- Hearing and Vision Problems: Many individuals with progeria experience hearing loss and vision issues.
- Alopecia (Hair Loss): Progeria leads to a loss of scalp and body hair, making affected children appear prematurely bald.
- Bone Abnormalities: Affected children may experience bone abnormalities such as osteolysis (bone loss) and hip dislocation.
The complications associated with progeria are primarily due to its impact on the cardiovascular system. As mentioned earlier, atherosclerosis is a significant concern, leading to life-threatening complications like heart attacks and strokes. These events can occur much earlier in life than in the general population, often during the teenage years. The accumulation of plaque in the arteries can cause chest pain and shortness of breath, further complicating the management of progeria.
Additionally, they are at a heightened risk of developing other cardiovascular problems, such as high blood pressure and heart failure. These issues demand vigilant monitoring and, in some cases, medical intervention.
While progeria is a devastating condition, medical researchers have made significant progress in understanding the disorder and developing treatment options to improve the quality of life for affected individuals. Currently, there is no cure for it, but the following treatments and interventions aim to manage the symptoms and complications associated with the condition:
- Medications: Some medications, such as statins and bisphosphonates, may be prescribed to help manage the cardiovascular and bone-related complications of progeria.
- Physical Therapy: Physical therapy can help maintain joint flexibility and mobility, which can improve the overall quality of life for individuals with progeria.
- Dental Care: Regular dental check-ups and proper dental care are essential to address dental issues and prevent complications.
- Surgical Interventions: In some cases, surgical procedures may be required to correct bone deformities or cardiovascular issues.
- Clinical Trials: Ongoing research and clinical trials are focused on developing potential therapies and treatments for progeria, including gene therapy and other innovative approaches.
- Supportive Care: Progeria patients benefit from comprehensive care plans that address their unique needs, including emotional and psychological support.

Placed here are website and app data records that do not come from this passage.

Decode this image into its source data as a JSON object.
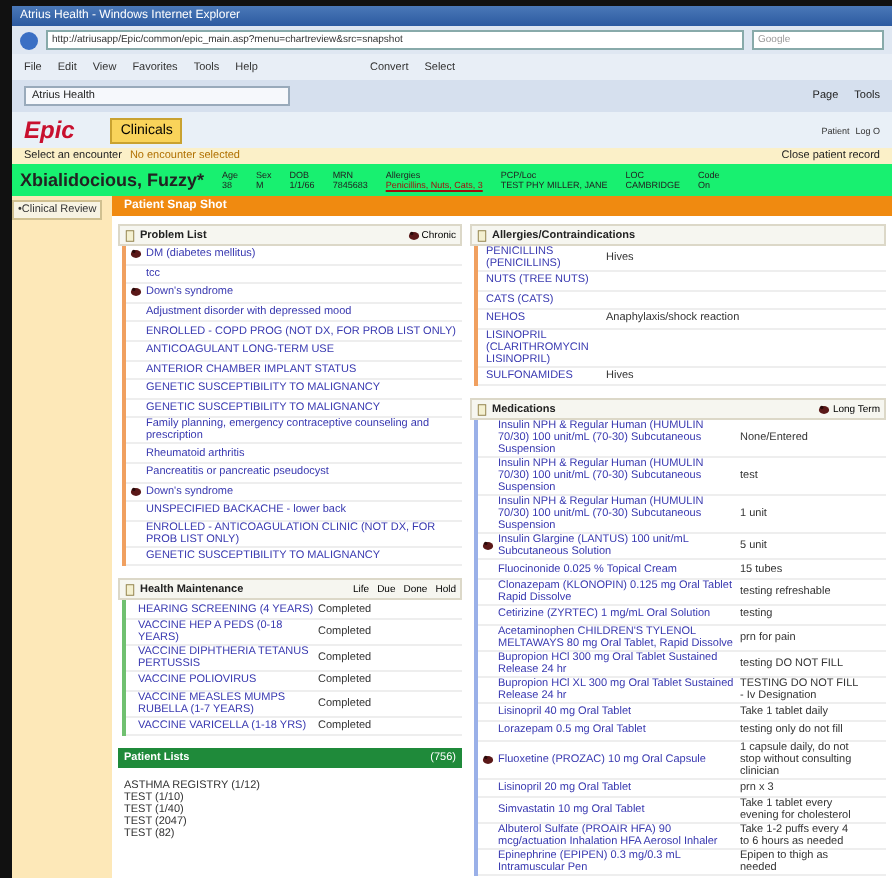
{
  "window": {
    "title": "Atrius Health - Windows Internet Explorer"
  },
  "browser": {
    "url": "http://atriusapp/Epic/common/epic_main.asp?menu=chartreview&src=snapshot",
    "search_placeholder": "Google",
    "menu": [
      "File",
      "Edit",
      "View",
      "Favorites",
      "Tools",
      "Help"
    ],
    "toolbar": [
      "Convert",
      "Select"
    ],
    "tab": "Atrius Health",
    "commands": [
      "Page",
      "Tools"
    ]
  },
  "epic": {
    "logo": "Epic",
    "activity": "Clinicals",
    "right_buttons": [
      "Patient",
      "Log O"
    ]
  },
  "encounter": {
    "label": "Select an encounter",
    "status": "No encounter selected",
    "close": "Close patient record"
  },
  "banner": {
    "name": "Xbialidocious, Fuzzy*",
    "fields": [
      {
        "label": "Age",
        "value": "38"
      },
      {
        "label": "Sex",
        "value": "M"
      },
      {
        "label": "DOB",
        "value": "1/1/66"
      },
      {
        "label": "MRN",
        "value": "7845683"
      },
      {
        "label": "Allergies",
        "value": "Penicillins, Nuts, Cats, 3",
        "alert": true
      },
      {
        "label": "PCP/Loc",
        "value": "TEST PHY MILLER, JANE",
        "alert": false
      },
      {
        "label": "LOC",
        "value": "CAMBRIDGE",
        "alert": false
      },
      {
        "label": "Code",
        "value": "On",
        "alert": false
      }
    ]
  },
  "sidebar": {
    "items": [
      {
        "label": "•Clinical Review",
        "selected": true
      }
    ]
  },
  "section_title": "Patient Snap Shot",
  "problem_list": {
    "title": "Problem List",
    "action": "Chronic",
    "items": [
      {
        "text": "DM (diabetes mellitus)",
        "chronic": true
      },
      {
        "text": "tcc",
        "chronic": false
      },
      {
        "text": "Down's syndrome",
        "chronic": true
      },
      {
        "text": "Adjustment disorder with depressed mood",
        "chronic": false
      },
      {
        "text": "ENROLLED - COPD PROG (NOT DX, FOR PROB LIST ONLY)",
        "chronic": false
      },
      {
        "text": "ANTICOAGULANT LONG-TERM USE",
        "chronic": false
      },
      {
        "text": "ANTERIOR CHAMBER IMPLANT STATUS",
        "chronic": false
      },
      {
        "text": "GENETIC SUSCEPTIBILITY TO MALIGNANCY",
        "chronic": false
      },
      {
        "text": "GENETIC SUSCEPTIBILITY TO MALIGNANCY",
        "chronic": false
      },
      {
        "text": "Family planning, emergency contraceptive counseling and prescription",
        "chronic": false
      },
      {
        "text": "Rheumatoid arthritis",
        "chronic": false
      },
      {
        "text": "Pancreatitis or pancreatic pseudocyst",
        "chronic": false
      },
      {
        "text": "Down's syndrome",
        "chronic": true
      },
      {
        "text": "UNSPECIFIED BACKACHE - lower back",
        "chronic": false
      },
      {
        "text": "ENROLLED - ANTICOAGULATION CLINIC (NOT DX, FOR PROB LIST ONLY)",
        "chronic": false
      },
      {
        "text": "GENETIC SUSCEPTIBILITY TO MALIGNANCY",
        "chronic": false
      }
    ]
  },
  "allergies": {
    "title": "Allergies/Contraindications",
    "items": [
      {
        "name": "PENICILLINS (PENICILLINS)",
        "reaction": "Hives"
      },
      {
        "name": "NUTS (TREE NUTS)"
      },
      {
        "name": "CATS (CATS)"
      },
      {
        "name": "NEHOS",
        "reaction": "Anaphylaxis/shock reaction"
      },
      {
        "name": "LISINOPRIL (CLARITHROMYCIN LISINOPRIL)"
      },
      {
        "name": "SULFONAMIDES",
        "reaction": "Hives"
      }
    ]
  },
  "medications": {
    "title": "Medications",
    "action": "Long Term",
    "items": [
      {
        "name": "Insulin NPH & Regular Human (HUMULIN 70/30) 100 unit/mL (70-30) Subcutaneous Suspension",
        "sig": "None/Entered",
        "long_term": false
      },
      {
        "name": "Insulin NPH & Regular Human (HUMULIN 70/30) 100 unit/mL (70-30) Subcutaneous Suspension",
        "sig": "test",
        "long_term": false
      },
      {
        "name": "Insulin NPH & Regular Human (HUMULIN 70/30) 100 unit/mL (70-30) Subcutaneous Suspension",
        "sig": "1 unit",
        "long_term": false
      },
      {
        "name": "Insulin Glargine (LANTUS) 100 unit/mL Subcutaneous Solution",
        "sig": "5 unit",
        "long_term": true
      },
      {
        "name": "Fluocinonide 0.025 % Topical Cream",
        "sig": "15 tubes",
        "long_term": false
      },
      {
        "name": "Clonazepam (KLONOPIN) 0.125 mg Oral Tablet Rapid Dissolve",
        "sig": "testing refreshable",
        "long_term": false
      },
      {
        "name": "Cetirizine (ZYRTEC) 1 mg/mL Oral Solution",
        "sig": "testing",
        "long_term": false
      },
      {
        "name": "Acetaminophen CHILDREN'S TYLENOL MELTAWAYS 80 mg Oral Tablet, Rapid Dissolve",
        "sig": "prn for pain",
        "long_term": false
      },
      {
        "name": "Bupropion HCl 300 mg Oral Tablet Sustained Release 24 hr",
        "sig": "testing DO NOT FILL",
        "long_term": false
      },
      {
        "name": "Bupropion HCl XL 300 mg Oral Tablet Sustained Release 24 hr",
        "sig": "TESTING DO NOT FILL - Iv Designation",
        "long_term": false
      },
      {
        "name": "Lisinopril 40 mg Oral Tablet",
        "sig": "Take 1 tablet daily",
        "long_term": false
      },
      {
        "name": "Lorazepam 0.5 mg Oral Tablet",
        "sig": "testing only do not fill",
        "long_term": false
      },
      {
        "name": "Fluoxetine (PROZAC) 10 mg Oral Capsule",
        "sig": "1 capsule daily, do not stop without consulting clinician",
        "long_term": true
      },
      {
        "name": "Lisinopril 20 mg Oral Tablet",
        "sig": "prn x 3",
        "long_term": false
      },
      {
        "name": "Simvastatin 10 mg Oral Tablet",
        "sig": "Take 1 tablet every evening for cholesterol",
        "long_term": false
      },
      {
        "name": "Albuterol Sulfate (PROAIR HFA) 90 mcg/actuation Inhalation HFA Aerosol Inhaler",
        "sig": "Take 1-2 puffs every 4 to 6 hours as needed",
        "long_term": false
      },
      {
        "name": "Epinephrine (EPIPEN) 0.3 mg/0.3 mL Intramuscular Pen",
        "sig": "Epipen to thigh as needed",
        "long_term": false
      }
    ]
  },
  "health_maintenance": {
    "title": "Health Maintenance",
    "actions": [
      "Life",
      "Due",
      "Done",
      "Hold"
    ],
    "items": [
      {
        "topic": "HEARING SCREENING (4 YEARS)",
        "status": "Completed"
      },
      {
        "topic": "VACCINE HEP A PEDS (0-18 YEARS)",
        "status": "Completed"
      },
      {
        "topic": "VACCINE DIPHTHERIA TETANUS PERTUSSIS",
        "status": "Completed"
      },
      {
        "topic": "VACCINE POLIOVIRUS",
        "status": "Completed"
      },
      {
        "topic": "VACCINE MEASLES MUMPS RUBELLA (1-7 YEARS)",
        "status": "Completed"
      },
      {
        "topic": "VACCINE VARICELLA (1-18 YRS)",
        "status": "Completed"
      }
    ]
  },
  "patient_lists": {
    "title": "Patient Lists",
    "count": "(756)",
    "items": [
      "ASTHMA REGISTRY (1/12)",
      "TEST (1/10)",
      "TEST (1/40)",
      "TEST (2047)",
      "TEST (82)"
    ]
  }
}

Progeria is a rare and complex genetic disorder. While there is no cure, ongoing research and treatment options are improving the quality of life for those with this condition. Understanding its causes, signs, symptoms, and complications is vital in providing support to affected individuals. Continued research and support are essential for advancing our knowledge and developing more effective treatments for this unique and intriguing syndrome.